Objective: To assess the broader efficacy (i.e., improvements in quality of life/functional outcomes) of atomoxetine compared with standard current therapy (SCT) in UK paediatric patients with ADHD and to explore clinician/parent/child perceptions of ADHD.
Research design and methods: A total of 201 patients with ADHD were randomised into this multi-centre, open-label study to receive atomoxetine (n = 104) or SCT (n = 97) for 10 weeks. Broader efficacy was assessed using the parent-rated Child Health and Illness Profile-Child Edition (CHIP-CE) total (global) t-score. Secondary outcome measures included the five CHIP-CE domains; parent-rated Family Burden of Illness Module (FBIM); investigator-rated ADHD-Rating Scale; investigator-rated Clinical Global Impression (CGI)-Severity/Improvement scales; and child-rated Harter Self-Perception Profile (HSPP).
Results: Quality of life of children/adolescents with ADHD was extremely compromised at baseline (CHIP-CE total t-scores: atomoxetine, 23.2 +/- 12.2; SCT, 23.9 +/- 11.0), and improved during the 10-week study for both groups; the CHIP-CE score was statistically significantly higher for patients treated with atomoxetine (38.4 +/- 1.3) compared with SCT (30.8 +/- 1.3) at week 10 (p < 0.001). ADHD-RS, CGI-Severity, and CGI-Improvement scores were significantly different between the groups in favour of atomoxetine (p < 0.001). There was a statistically significant difference between the groups in the HSPP Social Acceptance domain in favour of atomoxetine, but not in the five other HSPP domains or FBIM total score.
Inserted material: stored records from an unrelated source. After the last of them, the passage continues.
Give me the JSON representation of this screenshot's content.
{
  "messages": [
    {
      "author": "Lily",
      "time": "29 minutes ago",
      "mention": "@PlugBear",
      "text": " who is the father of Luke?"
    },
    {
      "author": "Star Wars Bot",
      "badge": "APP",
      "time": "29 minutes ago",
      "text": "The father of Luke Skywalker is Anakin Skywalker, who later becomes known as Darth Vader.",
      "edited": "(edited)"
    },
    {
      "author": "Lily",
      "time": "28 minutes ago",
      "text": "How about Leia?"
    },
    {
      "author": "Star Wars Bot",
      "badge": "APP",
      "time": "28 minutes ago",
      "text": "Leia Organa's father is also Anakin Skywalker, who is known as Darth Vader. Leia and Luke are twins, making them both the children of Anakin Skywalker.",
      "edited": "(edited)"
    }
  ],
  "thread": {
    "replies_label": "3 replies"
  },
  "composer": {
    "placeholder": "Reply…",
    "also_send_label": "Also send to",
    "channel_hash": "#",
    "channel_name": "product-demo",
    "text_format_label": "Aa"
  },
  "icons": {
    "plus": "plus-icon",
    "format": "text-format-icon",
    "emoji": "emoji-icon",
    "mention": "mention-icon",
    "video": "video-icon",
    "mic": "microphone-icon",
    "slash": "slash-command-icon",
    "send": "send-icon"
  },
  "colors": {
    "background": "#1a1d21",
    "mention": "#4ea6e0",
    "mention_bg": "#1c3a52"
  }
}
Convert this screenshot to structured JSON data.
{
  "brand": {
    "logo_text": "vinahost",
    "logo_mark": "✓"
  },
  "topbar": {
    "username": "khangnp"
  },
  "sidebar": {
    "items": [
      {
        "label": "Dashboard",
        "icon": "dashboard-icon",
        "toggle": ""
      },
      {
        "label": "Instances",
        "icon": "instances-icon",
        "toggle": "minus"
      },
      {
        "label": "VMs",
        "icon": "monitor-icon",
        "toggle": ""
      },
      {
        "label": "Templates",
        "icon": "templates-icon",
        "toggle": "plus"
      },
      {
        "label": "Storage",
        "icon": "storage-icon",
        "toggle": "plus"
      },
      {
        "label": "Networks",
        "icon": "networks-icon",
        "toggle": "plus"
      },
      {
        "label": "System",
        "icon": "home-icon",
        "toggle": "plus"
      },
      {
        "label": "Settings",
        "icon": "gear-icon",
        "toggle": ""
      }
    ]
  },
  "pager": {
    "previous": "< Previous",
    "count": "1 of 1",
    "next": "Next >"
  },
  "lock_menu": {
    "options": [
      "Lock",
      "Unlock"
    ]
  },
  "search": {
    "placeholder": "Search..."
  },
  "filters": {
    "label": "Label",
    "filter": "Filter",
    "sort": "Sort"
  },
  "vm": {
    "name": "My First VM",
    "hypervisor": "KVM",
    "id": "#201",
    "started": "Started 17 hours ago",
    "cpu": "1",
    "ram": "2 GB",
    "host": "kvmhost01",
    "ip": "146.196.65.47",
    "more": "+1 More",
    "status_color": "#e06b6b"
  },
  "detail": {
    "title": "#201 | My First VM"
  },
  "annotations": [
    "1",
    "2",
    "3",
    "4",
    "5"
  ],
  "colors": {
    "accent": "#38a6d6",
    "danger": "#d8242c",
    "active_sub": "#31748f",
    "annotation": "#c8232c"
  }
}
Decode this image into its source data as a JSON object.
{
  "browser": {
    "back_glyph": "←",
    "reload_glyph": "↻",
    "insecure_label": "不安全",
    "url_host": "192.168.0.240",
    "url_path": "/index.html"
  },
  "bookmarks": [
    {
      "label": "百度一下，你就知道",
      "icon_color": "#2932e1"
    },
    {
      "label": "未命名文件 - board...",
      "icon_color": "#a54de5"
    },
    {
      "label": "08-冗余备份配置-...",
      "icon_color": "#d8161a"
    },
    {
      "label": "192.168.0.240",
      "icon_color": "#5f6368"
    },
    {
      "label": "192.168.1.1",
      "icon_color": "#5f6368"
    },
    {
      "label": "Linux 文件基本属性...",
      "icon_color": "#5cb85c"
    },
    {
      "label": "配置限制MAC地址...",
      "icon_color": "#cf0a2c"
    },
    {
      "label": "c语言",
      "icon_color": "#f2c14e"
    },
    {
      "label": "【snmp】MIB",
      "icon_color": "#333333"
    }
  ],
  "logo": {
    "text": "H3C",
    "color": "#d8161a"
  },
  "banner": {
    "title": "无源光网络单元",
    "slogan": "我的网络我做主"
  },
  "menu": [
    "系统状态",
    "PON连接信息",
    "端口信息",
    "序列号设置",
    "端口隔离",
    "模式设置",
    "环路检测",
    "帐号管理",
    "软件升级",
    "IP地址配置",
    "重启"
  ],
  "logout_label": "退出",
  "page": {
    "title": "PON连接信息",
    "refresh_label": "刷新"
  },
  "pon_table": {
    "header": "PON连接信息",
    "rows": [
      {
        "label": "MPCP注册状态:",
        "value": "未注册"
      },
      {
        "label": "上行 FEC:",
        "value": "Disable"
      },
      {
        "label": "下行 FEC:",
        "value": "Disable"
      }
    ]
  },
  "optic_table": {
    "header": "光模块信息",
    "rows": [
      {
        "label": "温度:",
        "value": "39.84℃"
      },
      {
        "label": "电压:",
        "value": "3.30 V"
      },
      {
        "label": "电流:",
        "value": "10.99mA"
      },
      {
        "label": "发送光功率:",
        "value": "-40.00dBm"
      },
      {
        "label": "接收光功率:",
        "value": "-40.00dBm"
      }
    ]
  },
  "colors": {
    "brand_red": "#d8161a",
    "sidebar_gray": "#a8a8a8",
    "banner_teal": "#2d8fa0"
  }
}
Atomoxetine was well-tolerated.
Conclusions: Results from this open-label trial show that atomoxetine is superior to SCT in addressing broader efficacy and functional outcomes in UK children/adolescents with ADHD. This study contributes to the understanding of broader efficacy in children with ADHD, and is timely in light of recent NICE guidance.